Collected data:
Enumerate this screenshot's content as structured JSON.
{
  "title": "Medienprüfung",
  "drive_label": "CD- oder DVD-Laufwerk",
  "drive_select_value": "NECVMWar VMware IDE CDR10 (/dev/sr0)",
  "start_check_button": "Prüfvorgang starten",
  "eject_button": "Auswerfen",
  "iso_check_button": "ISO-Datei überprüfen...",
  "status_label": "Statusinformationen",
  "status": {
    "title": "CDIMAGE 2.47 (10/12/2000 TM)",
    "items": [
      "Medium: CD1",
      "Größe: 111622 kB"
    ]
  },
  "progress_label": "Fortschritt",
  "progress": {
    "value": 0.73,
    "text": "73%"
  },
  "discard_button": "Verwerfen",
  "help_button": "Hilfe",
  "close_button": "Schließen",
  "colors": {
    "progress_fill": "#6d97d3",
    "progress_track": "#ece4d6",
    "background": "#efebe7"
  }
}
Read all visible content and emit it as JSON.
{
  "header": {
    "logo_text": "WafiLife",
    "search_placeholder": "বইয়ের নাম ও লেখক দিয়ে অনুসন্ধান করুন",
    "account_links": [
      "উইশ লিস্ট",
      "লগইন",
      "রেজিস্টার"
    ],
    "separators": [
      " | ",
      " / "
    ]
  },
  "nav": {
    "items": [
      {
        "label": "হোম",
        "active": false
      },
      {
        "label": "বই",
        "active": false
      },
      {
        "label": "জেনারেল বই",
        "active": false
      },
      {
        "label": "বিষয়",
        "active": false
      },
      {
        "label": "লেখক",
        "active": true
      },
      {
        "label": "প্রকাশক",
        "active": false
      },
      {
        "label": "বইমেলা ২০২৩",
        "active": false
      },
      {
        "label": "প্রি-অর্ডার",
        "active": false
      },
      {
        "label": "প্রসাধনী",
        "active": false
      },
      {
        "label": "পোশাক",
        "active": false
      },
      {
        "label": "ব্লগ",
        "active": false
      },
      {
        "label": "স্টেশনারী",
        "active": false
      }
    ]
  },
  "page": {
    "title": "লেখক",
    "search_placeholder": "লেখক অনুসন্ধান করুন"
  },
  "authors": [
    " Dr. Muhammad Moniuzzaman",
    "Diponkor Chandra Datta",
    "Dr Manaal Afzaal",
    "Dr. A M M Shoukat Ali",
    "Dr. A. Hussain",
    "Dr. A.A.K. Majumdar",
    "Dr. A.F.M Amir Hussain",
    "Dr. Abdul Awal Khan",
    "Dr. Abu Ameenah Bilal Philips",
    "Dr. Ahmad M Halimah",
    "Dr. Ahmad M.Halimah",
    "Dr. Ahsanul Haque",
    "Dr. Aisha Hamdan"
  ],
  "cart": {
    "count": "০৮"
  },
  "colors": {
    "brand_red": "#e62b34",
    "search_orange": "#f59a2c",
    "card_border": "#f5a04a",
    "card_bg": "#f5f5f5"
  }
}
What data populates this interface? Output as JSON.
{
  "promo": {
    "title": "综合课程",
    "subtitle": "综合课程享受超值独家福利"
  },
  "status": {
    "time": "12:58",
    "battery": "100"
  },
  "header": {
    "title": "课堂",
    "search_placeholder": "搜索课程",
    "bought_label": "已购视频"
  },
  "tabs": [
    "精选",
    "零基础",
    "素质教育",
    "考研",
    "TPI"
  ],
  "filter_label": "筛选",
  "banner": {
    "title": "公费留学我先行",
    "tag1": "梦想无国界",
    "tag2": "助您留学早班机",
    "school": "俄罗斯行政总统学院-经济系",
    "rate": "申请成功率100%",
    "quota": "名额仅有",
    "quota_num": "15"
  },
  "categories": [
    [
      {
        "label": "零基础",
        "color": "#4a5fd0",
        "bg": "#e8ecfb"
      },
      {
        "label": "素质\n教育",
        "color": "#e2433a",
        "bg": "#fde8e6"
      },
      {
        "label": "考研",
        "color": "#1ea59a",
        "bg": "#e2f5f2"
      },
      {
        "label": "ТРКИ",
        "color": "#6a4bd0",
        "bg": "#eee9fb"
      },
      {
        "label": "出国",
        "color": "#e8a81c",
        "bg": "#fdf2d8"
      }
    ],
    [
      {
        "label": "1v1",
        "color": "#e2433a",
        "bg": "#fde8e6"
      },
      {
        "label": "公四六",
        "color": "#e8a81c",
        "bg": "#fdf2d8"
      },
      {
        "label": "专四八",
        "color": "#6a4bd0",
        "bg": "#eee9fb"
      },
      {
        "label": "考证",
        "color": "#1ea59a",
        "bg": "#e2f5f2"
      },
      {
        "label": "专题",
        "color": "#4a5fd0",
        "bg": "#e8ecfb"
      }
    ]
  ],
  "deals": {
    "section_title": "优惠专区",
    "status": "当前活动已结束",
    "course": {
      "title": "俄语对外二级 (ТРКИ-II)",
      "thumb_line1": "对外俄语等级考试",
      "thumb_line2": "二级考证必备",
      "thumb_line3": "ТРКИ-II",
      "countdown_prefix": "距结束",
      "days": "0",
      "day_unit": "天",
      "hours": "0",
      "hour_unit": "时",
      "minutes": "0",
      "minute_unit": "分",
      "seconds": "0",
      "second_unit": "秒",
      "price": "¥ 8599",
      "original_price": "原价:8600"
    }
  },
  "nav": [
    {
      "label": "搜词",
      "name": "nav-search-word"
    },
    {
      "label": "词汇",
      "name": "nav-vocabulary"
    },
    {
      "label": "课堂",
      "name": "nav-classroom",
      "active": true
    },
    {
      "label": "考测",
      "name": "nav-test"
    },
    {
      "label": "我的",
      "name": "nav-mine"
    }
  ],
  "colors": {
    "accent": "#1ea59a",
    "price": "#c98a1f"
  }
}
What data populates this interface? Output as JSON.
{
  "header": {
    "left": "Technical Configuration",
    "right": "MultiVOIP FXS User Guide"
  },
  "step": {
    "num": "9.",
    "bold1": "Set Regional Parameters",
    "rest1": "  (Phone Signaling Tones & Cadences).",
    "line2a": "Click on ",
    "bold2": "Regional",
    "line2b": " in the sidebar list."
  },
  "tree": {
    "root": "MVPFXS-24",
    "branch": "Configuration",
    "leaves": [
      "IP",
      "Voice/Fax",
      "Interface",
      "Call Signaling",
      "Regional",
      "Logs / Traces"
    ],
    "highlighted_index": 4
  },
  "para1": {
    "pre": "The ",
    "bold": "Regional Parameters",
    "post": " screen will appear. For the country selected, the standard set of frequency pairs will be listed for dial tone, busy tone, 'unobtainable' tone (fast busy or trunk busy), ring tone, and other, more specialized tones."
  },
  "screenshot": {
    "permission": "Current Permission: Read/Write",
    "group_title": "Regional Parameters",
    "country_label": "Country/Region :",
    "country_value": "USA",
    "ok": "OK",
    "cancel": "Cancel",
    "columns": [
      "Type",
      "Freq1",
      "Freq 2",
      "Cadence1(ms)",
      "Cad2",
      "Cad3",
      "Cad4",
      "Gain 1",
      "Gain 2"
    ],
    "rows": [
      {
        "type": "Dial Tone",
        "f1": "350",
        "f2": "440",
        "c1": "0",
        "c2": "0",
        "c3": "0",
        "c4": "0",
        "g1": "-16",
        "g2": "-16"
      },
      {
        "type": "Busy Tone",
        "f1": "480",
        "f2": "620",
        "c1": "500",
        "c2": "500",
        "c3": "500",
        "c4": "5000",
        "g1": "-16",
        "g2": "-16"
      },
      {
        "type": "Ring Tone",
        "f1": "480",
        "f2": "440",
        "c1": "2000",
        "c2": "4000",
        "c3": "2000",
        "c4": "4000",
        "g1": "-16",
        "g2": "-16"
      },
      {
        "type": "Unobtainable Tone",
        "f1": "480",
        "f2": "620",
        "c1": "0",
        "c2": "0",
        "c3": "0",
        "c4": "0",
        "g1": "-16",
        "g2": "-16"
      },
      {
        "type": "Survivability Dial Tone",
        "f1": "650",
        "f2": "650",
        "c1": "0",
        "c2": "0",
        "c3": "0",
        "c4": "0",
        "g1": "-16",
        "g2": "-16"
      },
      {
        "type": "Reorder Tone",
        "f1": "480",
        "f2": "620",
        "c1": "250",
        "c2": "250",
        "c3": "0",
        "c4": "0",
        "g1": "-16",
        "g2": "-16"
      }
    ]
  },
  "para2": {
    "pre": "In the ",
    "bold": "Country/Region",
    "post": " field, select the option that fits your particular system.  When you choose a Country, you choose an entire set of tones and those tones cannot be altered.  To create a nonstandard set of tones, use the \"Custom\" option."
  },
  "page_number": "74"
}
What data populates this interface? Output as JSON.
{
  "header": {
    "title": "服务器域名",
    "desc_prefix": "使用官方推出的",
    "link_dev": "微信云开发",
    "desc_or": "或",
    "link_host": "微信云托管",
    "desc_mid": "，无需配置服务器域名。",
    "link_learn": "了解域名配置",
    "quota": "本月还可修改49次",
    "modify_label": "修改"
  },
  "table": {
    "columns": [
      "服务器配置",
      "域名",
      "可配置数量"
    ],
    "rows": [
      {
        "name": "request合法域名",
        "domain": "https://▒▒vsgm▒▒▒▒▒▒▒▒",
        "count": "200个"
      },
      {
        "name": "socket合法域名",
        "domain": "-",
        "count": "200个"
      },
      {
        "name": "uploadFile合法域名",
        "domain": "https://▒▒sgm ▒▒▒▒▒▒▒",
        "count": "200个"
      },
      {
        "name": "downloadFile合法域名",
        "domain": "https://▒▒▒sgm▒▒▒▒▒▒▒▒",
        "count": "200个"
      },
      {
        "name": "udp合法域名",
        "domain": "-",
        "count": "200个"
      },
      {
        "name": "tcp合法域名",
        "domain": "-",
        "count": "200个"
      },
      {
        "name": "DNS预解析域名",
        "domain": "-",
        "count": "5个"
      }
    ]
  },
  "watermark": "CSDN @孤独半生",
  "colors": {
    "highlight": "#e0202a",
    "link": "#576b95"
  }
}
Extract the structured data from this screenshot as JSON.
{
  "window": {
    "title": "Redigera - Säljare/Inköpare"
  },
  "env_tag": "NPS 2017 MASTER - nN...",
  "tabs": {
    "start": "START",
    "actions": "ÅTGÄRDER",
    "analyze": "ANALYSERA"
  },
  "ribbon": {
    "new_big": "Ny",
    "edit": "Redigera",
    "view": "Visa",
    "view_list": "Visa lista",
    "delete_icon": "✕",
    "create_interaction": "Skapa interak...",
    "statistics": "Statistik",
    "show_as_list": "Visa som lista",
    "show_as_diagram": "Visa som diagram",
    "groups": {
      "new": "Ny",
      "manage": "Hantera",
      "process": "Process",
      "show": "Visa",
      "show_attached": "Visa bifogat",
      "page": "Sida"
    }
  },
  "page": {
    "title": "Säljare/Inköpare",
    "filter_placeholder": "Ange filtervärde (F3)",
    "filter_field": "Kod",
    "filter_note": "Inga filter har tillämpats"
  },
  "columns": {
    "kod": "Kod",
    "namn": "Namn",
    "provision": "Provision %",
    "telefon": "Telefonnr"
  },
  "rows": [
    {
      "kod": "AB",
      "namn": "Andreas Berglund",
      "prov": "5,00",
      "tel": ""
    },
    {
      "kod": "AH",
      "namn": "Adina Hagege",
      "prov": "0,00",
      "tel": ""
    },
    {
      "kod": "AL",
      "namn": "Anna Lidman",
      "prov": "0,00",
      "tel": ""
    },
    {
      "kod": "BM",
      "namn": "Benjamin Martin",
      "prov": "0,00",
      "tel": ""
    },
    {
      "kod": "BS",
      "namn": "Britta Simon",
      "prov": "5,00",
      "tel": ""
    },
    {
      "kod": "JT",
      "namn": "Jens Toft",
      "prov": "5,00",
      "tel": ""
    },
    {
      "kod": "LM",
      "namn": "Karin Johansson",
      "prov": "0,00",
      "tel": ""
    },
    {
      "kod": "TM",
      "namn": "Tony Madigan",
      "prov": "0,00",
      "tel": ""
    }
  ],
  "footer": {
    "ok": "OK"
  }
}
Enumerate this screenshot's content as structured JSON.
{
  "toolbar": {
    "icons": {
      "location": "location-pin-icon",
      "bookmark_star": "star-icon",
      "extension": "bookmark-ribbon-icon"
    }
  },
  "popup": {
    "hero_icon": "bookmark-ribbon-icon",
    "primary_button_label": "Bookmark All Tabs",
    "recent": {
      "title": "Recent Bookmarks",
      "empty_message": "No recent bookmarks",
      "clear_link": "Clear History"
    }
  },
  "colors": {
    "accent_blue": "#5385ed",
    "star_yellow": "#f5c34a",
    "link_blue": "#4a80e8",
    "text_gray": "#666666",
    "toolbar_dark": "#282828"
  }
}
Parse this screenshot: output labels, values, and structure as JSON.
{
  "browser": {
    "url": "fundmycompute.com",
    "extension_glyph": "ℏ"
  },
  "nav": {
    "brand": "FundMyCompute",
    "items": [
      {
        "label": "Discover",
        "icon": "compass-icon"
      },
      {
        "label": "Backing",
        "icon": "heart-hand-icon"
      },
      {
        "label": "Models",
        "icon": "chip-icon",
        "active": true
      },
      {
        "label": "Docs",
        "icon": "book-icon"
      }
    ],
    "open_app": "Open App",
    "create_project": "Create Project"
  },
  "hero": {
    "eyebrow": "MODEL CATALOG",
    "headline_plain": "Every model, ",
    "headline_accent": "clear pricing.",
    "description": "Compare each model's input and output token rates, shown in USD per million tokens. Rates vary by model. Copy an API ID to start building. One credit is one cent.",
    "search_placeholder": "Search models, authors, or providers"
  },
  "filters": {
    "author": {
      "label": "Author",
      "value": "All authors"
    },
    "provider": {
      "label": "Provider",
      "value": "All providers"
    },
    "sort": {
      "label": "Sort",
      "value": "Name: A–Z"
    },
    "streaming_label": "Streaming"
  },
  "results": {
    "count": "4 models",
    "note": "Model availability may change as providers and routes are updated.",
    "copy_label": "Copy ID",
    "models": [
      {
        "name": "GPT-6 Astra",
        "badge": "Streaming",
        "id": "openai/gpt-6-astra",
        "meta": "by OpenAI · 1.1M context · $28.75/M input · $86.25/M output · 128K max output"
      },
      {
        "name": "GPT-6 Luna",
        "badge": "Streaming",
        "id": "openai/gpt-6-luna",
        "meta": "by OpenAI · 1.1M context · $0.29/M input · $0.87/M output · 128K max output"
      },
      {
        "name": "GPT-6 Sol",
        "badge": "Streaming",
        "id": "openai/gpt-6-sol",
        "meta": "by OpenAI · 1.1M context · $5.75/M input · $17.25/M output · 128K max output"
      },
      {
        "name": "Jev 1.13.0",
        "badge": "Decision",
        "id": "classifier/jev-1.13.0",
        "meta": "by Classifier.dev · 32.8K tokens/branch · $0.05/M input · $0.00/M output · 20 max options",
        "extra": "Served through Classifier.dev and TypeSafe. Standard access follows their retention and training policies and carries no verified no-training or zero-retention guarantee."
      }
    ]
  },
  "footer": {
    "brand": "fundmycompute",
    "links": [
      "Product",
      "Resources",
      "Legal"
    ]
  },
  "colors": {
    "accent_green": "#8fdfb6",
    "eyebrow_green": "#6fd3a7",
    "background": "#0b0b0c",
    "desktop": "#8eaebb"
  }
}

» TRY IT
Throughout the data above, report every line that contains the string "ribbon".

» EXERCISE RESULT
  "ribbon": {
      "extension": "bookmark-ribbon-icon"
    "hero_icon": "bookmark-ribbon-icon",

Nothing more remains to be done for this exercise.